(2) Similarly, fashion is social in nature. Everyone dresses in a certain manner in a given year because everyone else does so. It is not an individual who is the cause of fashion; it is society itself which expresses itself in these ways.
(3) The institutions of education, law, beliefs also have the characteristics of being given to everyone from without and of being imperative for all.
(i) According to L.A. Coser, Durkheim’s theory of social facts completely ignores the importance of the individual and places too much premium on society.
(ii) Durkheim’s attempts to analyse and study “social facts as things” is criticised by H.E. Barnes. He says that Durkheim has not made it clear anywhere as to what he means by the term “things” in the context of social facts. The term can mean many things to many people.
(iii) Durkheim recommended indirect experiment that is, the comparative method as the only appropriate method suited to study social phenomena. He made comparative sociology not a branch of sociology, but sociology itself.
(iv) Gabriel Tarde criticises that it is difficult to imagine and appreciate Durkheimian analysis of society bereft of individuals.

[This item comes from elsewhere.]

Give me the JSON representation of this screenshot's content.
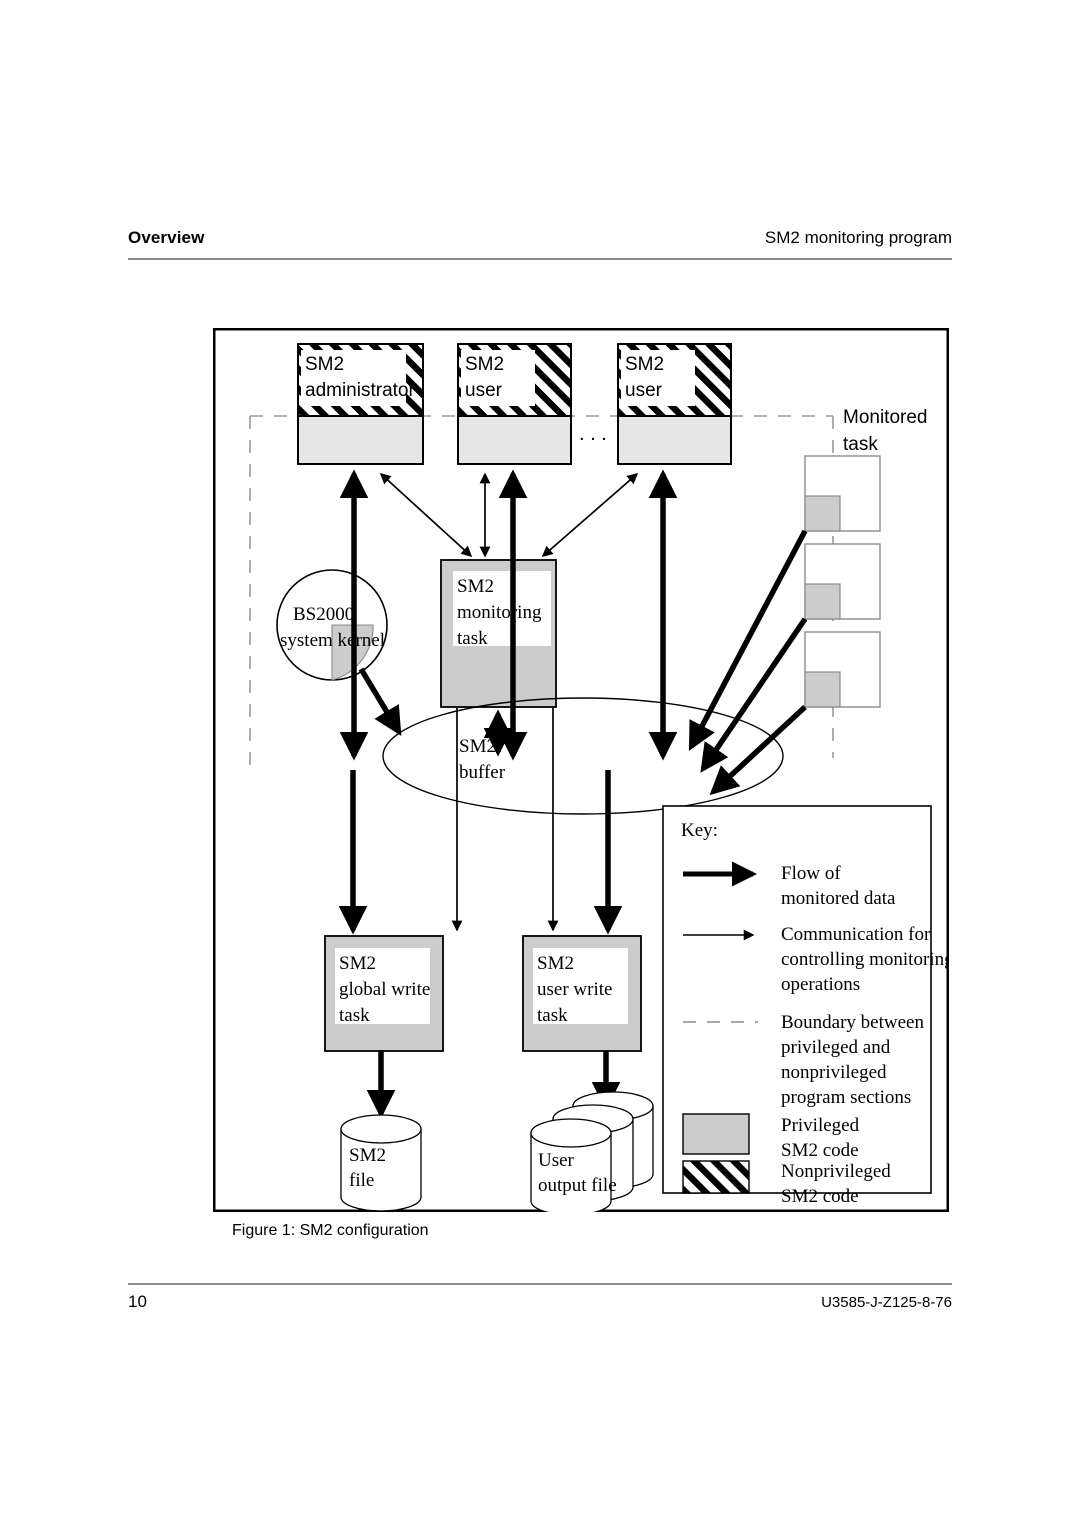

In spite of these criticisms, Durkheim’s theory of social facts has its own importance in Durkheimian sociology. “Durkheim’s general interest in social order and social constraint led him directly to a study, not only of affluence and labour, but of suicide and religion. His theory of social fact further inspired him to lay the foundation for the “functional approach.”